--- DATA TO EXAMINE Enclosed Below ---

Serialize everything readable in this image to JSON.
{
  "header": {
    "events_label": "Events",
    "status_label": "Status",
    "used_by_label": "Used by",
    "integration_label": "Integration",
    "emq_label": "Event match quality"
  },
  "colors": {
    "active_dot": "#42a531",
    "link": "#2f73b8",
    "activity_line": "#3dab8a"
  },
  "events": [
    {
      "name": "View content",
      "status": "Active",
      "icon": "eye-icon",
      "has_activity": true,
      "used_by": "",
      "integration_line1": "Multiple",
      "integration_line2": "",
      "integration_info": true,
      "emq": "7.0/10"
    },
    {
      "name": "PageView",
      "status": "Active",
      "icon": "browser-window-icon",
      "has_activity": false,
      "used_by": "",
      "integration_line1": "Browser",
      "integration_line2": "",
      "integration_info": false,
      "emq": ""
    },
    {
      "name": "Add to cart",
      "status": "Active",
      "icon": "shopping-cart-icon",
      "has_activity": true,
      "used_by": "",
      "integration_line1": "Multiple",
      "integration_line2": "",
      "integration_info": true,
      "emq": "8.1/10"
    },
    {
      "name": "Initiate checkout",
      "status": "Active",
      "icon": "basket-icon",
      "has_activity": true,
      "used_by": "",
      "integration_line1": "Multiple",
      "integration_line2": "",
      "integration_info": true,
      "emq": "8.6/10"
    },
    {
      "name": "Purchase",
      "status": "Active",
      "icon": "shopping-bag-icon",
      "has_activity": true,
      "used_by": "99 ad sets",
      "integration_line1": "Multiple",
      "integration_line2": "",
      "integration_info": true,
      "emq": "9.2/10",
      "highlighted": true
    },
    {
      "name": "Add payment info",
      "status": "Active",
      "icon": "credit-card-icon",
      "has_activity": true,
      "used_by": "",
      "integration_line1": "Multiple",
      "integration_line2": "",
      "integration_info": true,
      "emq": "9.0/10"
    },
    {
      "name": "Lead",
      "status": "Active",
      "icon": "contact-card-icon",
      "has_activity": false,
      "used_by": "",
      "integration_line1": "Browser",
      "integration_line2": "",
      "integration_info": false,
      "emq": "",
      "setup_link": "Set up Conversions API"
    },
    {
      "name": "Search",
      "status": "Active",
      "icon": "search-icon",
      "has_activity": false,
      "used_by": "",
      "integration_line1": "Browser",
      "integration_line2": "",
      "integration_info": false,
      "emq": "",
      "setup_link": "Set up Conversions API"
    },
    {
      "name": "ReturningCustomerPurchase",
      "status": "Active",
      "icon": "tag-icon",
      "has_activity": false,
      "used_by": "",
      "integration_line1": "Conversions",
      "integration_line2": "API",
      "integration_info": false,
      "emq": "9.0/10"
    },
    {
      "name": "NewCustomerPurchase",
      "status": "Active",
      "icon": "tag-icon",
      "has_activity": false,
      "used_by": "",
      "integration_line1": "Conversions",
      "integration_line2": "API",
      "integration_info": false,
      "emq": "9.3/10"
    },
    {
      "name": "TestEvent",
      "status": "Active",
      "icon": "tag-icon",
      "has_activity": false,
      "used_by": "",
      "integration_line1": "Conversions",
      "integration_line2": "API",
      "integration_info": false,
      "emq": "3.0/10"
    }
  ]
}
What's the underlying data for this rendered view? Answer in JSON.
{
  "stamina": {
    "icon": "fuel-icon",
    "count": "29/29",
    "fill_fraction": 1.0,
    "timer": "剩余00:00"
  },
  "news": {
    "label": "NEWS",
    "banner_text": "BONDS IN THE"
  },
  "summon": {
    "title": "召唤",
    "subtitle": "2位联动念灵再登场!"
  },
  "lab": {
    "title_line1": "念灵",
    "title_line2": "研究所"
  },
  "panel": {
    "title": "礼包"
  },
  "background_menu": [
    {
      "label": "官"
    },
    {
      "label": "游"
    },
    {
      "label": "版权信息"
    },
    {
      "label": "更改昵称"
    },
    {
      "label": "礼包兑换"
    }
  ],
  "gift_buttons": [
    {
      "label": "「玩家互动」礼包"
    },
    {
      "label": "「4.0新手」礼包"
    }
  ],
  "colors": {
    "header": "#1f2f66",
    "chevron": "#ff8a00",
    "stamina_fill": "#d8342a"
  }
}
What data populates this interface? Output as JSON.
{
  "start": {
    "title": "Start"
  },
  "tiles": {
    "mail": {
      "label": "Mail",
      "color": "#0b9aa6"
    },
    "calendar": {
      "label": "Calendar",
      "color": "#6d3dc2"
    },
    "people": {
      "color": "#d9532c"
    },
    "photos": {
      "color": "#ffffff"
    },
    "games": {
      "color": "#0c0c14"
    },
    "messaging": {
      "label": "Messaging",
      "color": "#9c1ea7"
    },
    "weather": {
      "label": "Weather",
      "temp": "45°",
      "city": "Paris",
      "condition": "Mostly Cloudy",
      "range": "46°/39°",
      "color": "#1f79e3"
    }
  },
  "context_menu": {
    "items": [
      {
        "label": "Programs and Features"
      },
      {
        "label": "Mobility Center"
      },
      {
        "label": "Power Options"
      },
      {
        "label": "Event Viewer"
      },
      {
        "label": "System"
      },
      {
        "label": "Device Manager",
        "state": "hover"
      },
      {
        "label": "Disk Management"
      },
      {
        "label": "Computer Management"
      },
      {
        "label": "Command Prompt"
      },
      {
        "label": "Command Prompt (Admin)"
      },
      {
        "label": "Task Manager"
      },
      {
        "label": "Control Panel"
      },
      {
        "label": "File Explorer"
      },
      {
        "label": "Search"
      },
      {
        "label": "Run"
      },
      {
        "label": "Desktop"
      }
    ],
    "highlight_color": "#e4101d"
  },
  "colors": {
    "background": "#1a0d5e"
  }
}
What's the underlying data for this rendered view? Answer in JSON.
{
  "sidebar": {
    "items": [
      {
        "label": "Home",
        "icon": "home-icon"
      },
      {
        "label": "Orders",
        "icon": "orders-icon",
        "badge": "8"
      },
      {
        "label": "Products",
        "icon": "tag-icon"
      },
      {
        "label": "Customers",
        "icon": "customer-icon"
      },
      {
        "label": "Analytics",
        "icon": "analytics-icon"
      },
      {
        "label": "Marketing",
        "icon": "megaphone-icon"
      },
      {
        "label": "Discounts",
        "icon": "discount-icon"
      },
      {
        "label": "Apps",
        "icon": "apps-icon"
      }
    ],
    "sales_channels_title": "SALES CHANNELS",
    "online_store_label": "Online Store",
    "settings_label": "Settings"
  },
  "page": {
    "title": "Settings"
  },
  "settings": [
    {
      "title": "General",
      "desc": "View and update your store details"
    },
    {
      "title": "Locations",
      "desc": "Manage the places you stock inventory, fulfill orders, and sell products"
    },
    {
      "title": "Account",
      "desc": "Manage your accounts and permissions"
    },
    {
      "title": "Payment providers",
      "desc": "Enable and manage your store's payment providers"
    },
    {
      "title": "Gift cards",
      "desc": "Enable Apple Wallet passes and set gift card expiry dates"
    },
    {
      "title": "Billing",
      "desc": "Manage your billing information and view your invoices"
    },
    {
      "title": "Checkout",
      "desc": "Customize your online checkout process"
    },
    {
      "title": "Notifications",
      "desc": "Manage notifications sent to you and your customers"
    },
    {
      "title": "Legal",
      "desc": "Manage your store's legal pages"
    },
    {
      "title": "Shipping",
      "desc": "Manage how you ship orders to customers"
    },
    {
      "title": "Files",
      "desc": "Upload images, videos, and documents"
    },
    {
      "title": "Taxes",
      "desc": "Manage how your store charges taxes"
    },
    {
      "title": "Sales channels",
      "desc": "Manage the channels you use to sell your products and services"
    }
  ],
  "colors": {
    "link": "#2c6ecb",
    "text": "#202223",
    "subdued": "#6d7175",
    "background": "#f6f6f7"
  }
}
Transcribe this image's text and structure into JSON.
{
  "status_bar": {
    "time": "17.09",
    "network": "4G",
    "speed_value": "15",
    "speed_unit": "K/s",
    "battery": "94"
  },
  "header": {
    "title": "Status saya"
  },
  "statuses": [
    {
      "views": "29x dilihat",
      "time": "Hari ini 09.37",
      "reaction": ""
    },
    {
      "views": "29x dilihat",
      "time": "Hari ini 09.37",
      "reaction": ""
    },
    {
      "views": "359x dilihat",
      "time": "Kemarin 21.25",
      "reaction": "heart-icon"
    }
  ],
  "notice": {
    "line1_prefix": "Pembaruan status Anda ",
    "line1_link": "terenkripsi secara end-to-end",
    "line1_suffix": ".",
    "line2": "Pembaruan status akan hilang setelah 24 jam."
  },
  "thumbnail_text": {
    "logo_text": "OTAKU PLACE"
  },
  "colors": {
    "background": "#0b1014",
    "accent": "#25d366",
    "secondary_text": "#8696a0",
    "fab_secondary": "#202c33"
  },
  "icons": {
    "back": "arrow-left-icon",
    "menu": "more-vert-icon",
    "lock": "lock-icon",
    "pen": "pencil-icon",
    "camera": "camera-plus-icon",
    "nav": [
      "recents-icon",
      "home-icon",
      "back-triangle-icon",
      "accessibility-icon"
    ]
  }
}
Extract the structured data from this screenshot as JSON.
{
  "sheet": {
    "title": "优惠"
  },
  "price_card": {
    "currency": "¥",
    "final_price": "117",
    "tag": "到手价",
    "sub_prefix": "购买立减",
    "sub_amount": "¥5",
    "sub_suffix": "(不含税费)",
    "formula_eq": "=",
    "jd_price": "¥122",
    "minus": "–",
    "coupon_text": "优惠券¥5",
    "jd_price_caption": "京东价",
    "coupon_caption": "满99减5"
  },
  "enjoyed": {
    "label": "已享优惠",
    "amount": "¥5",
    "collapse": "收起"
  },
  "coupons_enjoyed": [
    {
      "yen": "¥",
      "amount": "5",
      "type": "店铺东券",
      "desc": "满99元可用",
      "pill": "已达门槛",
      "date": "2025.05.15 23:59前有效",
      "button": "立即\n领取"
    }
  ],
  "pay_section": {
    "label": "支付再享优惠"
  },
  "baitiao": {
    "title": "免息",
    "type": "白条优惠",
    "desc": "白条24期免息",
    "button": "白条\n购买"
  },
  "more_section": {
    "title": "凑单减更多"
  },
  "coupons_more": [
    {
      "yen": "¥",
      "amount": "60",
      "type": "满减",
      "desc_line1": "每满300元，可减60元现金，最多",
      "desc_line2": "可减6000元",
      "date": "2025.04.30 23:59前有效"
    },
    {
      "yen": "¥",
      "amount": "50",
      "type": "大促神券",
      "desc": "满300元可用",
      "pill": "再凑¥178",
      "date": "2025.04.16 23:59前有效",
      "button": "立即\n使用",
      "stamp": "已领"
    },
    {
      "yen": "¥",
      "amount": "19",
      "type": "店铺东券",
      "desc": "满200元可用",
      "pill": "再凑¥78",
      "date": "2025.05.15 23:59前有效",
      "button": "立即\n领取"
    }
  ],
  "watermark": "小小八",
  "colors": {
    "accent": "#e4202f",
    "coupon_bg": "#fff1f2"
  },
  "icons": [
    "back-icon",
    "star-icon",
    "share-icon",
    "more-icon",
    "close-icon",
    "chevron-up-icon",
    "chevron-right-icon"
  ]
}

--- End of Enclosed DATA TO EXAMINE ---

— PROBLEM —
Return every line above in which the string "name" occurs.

— FINISHED TASK —
      "name": "View content",
      "name": "PageView",
      "name": "Add to cart",
      "name": "Initiate checkout",
      "name": "Purchase",
      "name": "Add payment info",
      "name": "Lead",
      "name": "Search",
      "name": "ReturningCustomerPurchase",
      "name": "NewCustomerPurchase",
      "name": "TestEvent",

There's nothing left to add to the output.